The outcome would be very different if the same $10,000 in savings was held in a parent's account -- under the parent's name -- rather than in an account expressly devoted to the student. Then, Chany said, the college formula would only require parents to use $560 a year, or 5.6 percent of the assets, to pay for college. And the family would receive $1,940 more in grant money than they would using the UTMA.
There's logic behind this: The idea is that students can use all the money they have for college, while parents have other needs to fund, too. But the logic doesn't make much sense when parents are going to pay most of the college bill -- regardless of which pot of money they tap.
It gets worse. All of this is based on a formula. And roughly speaking, the formula assumes that the family will remove only $2,500 a year in the UTMA to pay for college each year. But if the parents are so strapped that they use the full $10,000 the first year, Chany says the college might still assume $2,500 is available for each of the next three years. So the family won't get grants that they otherwise might have received.
Keep in mind, however, that these concerns only apply to families who would qualify for grant assistance offered by colleges. Realize that most financial aid includes low-interest student loans, rather than grants.
Before trying to liquidate a UTMA in a panic, figure out first if the student you want to help is in a family that might qualify for grants. Generally speaking, if parents' income is much above $60,000 or $70,000 a year, they aren't likely to receive grants at public colleges in their home state, Chany said. For private colleges, opportunities start to dwindle when incomes rise above $150,000 to $200,000.
There are exceptions, however. Aged parents, disabled parents, and those with high medical costs can receive more aid despite relatively high incomes. Families with two or more students in college at the same time, or children in private schools, may receive more help because education expenses require so much of their income.
Also, do not worry about UTMA or UGMA accounts in 529 college savings plans. The current law treats them differently than other UTMA and UGMA accounts, Chany said.
Still, he does not suggest people with UTMAs convert them quickly into UTMAs in 529 college plans. Congress is evaluating the rules and may take action within a few months. So a family could make a needless change.
Also, before tinkering with accounts in a child's name, realize certain tax rules apply. If a family tries to liquidate a UTMA, selling stocks, bonds or mutual funds could result in a high tax bill. Depending on the size, and the amount of financial aid a family might receive, it could be worth it, Chany said.
Meanwhile, also remember that a UTMA or UGMA sets aside money for a child.

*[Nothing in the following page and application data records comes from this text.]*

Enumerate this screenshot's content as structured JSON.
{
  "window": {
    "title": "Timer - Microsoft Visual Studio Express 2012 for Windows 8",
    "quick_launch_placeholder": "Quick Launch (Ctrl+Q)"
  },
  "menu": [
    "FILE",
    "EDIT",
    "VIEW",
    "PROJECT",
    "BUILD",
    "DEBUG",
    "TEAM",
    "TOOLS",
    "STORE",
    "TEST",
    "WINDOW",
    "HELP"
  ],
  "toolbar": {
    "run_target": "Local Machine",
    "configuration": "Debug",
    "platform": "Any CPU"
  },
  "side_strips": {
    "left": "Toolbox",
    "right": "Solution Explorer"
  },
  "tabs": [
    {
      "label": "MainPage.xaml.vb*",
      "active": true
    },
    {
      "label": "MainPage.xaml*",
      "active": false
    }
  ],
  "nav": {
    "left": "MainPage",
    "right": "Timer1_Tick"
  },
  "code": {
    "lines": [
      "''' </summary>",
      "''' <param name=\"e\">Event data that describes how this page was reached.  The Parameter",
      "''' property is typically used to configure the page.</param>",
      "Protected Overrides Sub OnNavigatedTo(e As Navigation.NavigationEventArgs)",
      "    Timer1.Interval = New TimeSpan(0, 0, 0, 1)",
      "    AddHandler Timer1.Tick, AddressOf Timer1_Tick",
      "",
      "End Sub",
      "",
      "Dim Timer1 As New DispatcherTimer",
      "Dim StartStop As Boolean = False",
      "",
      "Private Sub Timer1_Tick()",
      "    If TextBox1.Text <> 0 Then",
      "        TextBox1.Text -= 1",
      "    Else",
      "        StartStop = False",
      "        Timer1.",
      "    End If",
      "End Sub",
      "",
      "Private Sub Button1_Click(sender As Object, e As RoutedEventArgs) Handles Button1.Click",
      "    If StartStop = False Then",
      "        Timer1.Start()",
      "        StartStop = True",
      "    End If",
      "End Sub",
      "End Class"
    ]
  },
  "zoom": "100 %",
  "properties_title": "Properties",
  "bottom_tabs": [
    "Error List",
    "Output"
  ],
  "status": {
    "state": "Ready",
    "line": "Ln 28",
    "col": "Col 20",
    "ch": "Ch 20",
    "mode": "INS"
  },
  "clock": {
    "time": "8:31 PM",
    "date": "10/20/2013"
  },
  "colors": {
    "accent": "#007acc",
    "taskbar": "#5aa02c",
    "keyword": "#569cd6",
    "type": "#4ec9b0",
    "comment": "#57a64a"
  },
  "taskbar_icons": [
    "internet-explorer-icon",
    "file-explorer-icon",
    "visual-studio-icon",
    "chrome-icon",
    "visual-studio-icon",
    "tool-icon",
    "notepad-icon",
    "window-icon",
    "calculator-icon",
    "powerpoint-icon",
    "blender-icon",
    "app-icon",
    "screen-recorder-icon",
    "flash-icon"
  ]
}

So a relative cannot simply liquidate it and put the money elsewhere, Chany said.
Instead, he advises families that should liquidate these accounts to use the money for the child. It could fund camps, computers, clothes for special occasions like proms, and trips to explore colleges.
The key is to liquidate them before the student files college aid forms, known as the FAFSA or PROFILE, with colleges. Chany suggests getting finances in shape for college by the time families file their tax forms during a child's junior year in high school.
Gail MarksJarvis is a Your Money columnist. Contact her at firstname.lastname@example.org. For more on managing your money, see her blog at chicagotribune.com/money.
For a clearer understanding of what this means to your family, parents should try the "expected family contribution" calculator found at www.finaid.com (click on "calculators" to find it). Work both the "federal methodology," which is for public colleges, and the "institutional methodology," which is for private colleges. Different types of colleges have slightly different rules.Copyright © 2015, The Baltimore Sun